[ABOUT THIS EXERCISE] Write the records out once more. Leave each line exactly as given.

---------- RECORDED INFORMATION

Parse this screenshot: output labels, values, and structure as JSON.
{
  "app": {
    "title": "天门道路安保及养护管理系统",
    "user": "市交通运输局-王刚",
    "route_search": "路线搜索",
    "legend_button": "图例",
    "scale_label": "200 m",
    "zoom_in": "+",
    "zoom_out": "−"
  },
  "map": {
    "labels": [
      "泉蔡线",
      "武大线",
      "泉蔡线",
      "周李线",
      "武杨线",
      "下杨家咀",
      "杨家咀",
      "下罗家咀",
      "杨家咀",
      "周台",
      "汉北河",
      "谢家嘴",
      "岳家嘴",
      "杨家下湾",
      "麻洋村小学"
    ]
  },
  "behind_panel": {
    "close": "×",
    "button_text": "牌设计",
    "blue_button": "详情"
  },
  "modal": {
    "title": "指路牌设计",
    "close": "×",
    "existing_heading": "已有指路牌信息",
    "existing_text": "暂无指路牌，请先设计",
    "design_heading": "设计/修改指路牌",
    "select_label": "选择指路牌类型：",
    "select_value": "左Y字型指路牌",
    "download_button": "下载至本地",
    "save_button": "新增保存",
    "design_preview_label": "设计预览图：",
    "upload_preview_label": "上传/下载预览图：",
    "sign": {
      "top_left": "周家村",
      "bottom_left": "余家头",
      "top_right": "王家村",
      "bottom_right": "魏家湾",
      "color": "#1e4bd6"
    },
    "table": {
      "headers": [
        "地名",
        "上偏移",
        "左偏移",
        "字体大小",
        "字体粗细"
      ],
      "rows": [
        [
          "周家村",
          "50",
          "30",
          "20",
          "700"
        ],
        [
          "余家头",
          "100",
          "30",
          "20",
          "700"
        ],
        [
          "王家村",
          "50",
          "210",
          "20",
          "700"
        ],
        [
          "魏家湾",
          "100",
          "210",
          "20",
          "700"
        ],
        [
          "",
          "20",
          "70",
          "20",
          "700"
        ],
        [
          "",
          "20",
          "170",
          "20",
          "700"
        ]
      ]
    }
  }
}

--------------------

[RESULT]
Parse this screenshot: output labels, values, and structure as JSON.
{
  "app": {
    "title": "天门道路安保及养护管理系统",
    "user": "市交通运输局-王刚",
    "route_search": "路线搜索",
    "legend_button": "图例",
    "scale_label": "200 m",
    "zoom_in": "+",
    "zoom_out": "−"
  },
  "map": {
    "labels": [
      "泉蔡线",
      "武大线",
      "泉蔡线",
      "周李线",
      "武杨线",
      "下杨家咀",
      "杨家咀",
      "下罗家咀",
      "杨家咀",
      "周台",
      "汉北河",
      "谢家嘴",
      "岳家嘴",
      "杨家下湾",
      "麻洋村小学"
    ]
  },
  "behind_panel": {
    "close": "×",
    "button_text": "牌设计",
    "blue_button": "详情"
  },
  "modal": {
    "title": "指路牌设计",
    "close": "×",
    "existing_heading": "已有指路牌信息",
    "existing_text": "暂无指路牌，请先设计",
    "design_heading": "设计/修改指路牌",
    "select_label": "选择指路牌类型：",
    "select_value": "左Y字型指路牌",
    "download_button": "下载至本地",
    "save_button": "新增保存",
    "design_preview_label": "设计预览图：",
    "upload_preview_label": "上传/下载预览图：",
    "sign": {
      "top_left": "周家村",
      "bottom_left": "余家头",
      "top_right": "王家村",
      "bottom_right": "魏家湾",
      "color": "#1e4bd6"
    },
    "table": {
      "headers": [
        "地名",
        "上偏移",
        "左偏移",
        "字体大小",
        "字体粗细"
      ],
      "rows": [
        [
          "周家村",
          "50",
          "30",
          "20",
          "700"
        ],
        [
          "余家头",
          "100",
          "30",
          "20",
          "700"
        ],
        [
          "王家村",
          "50",
          "210",
          "20",
          "700"
        ],
        [
          "魏家湾",
          "100",
          "210",
          "20",
          "700"
        ],
        [
          "",
          "20",
          "70",
          "20",
          "700"
        ],
        [
          "",
          "20",
          "170",
          "20",
          "700"
        ]
      ]
    }
  }
}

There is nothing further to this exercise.